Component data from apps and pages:
= Beginning of Section =

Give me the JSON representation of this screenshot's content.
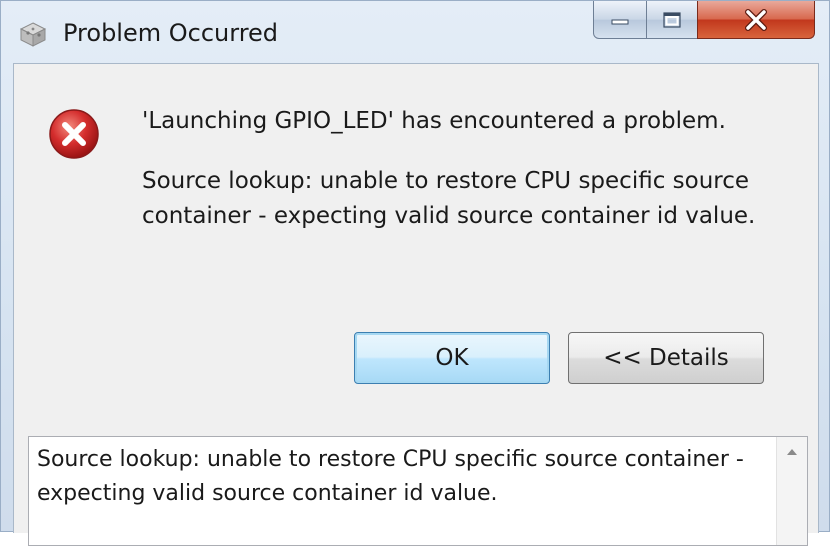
{
  "window": {
    "title": "Problem Occurred"
  },
  "message": {
    "title": "'Launching GPIO_LED' has encountered a problem.",
    "detail": "Source lookup: unable to restore CPU specific source container - expecting valid source container id value."
  },
  "buttons": {
    "ok_label": "OK",
    "details_label": "<< Details"
  },
  "details": {
    "text": "Source lookup: unable to restore CPU specific source container - expecting valid source container id value."
  },
  "icons": {
    "app": "eclipse-cube-icon",
    "error": "error-icon",
    "minimize": "minimize-icon",
    "maximize": "maximize-icon",
    "close": "close-icon",
    "scroll_up": "scroll-up-arrow-icon"
  },
  "colors": {
    "error_red": "#d42d2d",
    "close_button": "#c2381d",
    "default_button_border": "#3c7fb1"
  }
}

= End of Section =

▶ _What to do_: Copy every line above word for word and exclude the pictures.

▶ _Reply to the exercise_:
Give me the JSON representation of this screenshot's content.
{
  "window": {
    "title": "Problem Occurred"
  },
  "message": {
    "title": "'Launching GPIO_LED' has encountered a problem.",
    "detail": "Source lookup: unable to restore CPU specific source container - expecting valid source container id value."
  },
  "buttons": {
    "ok_label": "OK",
    "details_label": "<< Details"
  },
  "details": {
    "text": "Source lookup: unable to restore CPU specific source container - expecting valid source container id value."
  },
  "icons": {
    "app": "eclipse-cube-icon",
    "error": "error-icon",
    "minimize": "minimize-icon",
    "maximize": "maximize-icon",
    "close": "close-icon",
    "scroll_up": "scroll-up-arrow-icon"
  },
  "colors": {
    "error_red": "#d42d2d",
    "close_button": "#c2381d",
    "default_button_border": "#3c7fb1"
  }
}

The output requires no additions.